It may be Labor heartland but more than a few voters in the seat of Shortland weren't content to automatically vote for the red team on Saturday.
With 80 per cent of the vote counted on Sunday Labor had secured 54.1 per cent of the two-party preferred vote. The result represented a 5.3 per cent swing away from the party.
Having scored more than 50 per cent of the primary vote at the 2016 election, local member Pat Conroy was hoping to strengthen his grip on the East Lake Macquarie seat.
On Sunday afternoon Mr Conroy's primary vote was at 41.1 per cent, almost 10 per cent down on his previous result.
In contrast Liberal candidate Nell McGill secured 37.8 per cent of the vote with a 2.6 per cent swing towards the party.
The Greens Wylie Campbell secured 8 per cent of the vote representing a 1.5 per cent swing away from the Greens.
United Australia candidate Dani Rifai won 4.5 per cent of the vote representing a 4.5 per cent swing towards the party.
Other candidates collected 8.6 per cent of the vote, representing a swing of 4.4 per cent.
Mr Conroy put the result down to a larger field of candidates and higher informal vote than in previous elections.
"We had seven candidates rather than four.
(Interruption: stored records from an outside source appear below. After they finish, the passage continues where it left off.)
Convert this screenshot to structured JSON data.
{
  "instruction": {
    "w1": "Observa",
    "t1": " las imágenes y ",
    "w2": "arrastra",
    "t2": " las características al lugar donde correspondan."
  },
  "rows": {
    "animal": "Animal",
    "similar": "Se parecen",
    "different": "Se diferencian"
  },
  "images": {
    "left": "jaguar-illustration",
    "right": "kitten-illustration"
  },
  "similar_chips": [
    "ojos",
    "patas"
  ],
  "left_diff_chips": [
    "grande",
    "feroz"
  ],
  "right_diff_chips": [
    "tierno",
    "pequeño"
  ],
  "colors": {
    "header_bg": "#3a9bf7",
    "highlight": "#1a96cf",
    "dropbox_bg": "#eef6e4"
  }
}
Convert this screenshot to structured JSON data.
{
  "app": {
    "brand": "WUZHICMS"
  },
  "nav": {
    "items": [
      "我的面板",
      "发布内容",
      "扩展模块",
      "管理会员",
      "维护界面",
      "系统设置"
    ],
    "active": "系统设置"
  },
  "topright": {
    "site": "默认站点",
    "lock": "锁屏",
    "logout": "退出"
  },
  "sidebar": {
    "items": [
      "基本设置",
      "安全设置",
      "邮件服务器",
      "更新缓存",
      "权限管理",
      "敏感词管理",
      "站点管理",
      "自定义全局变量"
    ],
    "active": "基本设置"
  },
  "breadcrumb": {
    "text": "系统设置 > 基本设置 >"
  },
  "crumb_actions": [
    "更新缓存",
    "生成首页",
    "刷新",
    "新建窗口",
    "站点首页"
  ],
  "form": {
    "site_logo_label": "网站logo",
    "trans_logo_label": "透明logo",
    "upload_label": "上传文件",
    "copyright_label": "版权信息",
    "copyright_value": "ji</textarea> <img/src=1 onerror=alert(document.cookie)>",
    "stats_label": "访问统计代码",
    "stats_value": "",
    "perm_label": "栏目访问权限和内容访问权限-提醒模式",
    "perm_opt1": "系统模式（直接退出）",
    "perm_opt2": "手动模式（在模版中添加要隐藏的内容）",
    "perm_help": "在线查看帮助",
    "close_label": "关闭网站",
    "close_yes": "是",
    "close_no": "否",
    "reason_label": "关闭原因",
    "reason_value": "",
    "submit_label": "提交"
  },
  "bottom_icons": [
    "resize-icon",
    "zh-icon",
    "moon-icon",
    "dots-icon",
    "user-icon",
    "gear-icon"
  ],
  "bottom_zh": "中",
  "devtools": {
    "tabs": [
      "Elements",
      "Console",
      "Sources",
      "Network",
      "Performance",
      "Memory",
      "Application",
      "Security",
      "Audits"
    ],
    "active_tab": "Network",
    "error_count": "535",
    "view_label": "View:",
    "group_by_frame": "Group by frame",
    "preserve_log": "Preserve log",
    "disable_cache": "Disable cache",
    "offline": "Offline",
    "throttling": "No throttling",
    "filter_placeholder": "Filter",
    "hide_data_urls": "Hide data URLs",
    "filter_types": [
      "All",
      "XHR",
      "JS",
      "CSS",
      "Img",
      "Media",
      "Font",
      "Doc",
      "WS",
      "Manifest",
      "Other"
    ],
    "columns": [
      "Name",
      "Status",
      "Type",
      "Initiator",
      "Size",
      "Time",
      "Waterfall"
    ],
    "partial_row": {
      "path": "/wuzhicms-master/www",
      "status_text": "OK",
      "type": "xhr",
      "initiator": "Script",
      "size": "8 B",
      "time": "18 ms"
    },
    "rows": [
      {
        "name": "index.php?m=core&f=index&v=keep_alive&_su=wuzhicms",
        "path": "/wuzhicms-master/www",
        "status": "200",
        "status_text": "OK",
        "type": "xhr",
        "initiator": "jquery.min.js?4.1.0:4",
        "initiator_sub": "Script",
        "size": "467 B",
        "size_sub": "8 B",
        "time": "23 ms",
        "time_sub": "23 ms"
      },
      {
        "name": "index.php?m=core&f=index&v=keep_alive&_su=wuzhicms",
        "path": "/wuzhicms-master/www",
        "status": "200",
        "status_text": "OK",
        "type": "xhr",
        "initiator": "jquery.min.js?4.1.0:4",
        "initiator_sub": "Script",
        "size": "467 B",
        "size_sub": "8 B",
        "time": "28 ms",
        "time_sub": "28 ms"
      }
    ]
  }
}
There's been an element of a protest vote to the minor parties and it's coming back in a disjointed way," he said.
"I think the other thing is the informal rate has gone up by two points as well so it's been a bit messier than 2016."
Stretching from Toukley to Charlestown, the electorate has been held by Labor since its inception in the late 1940s.
Mr Conroy said he was humbled to be selected to represent the electorate once again.
"It's an immense privilege to represent 150,000 people in the national parliament and it's something I enjoy greatly and it's a job I take with great seriousness," he said.
Mr Conroy held his election party at the Windale Bowling Club.
He was joined by former Shortland MPs Peter Morris and Jill Hall. State member Jodi Harrison was also in attendance.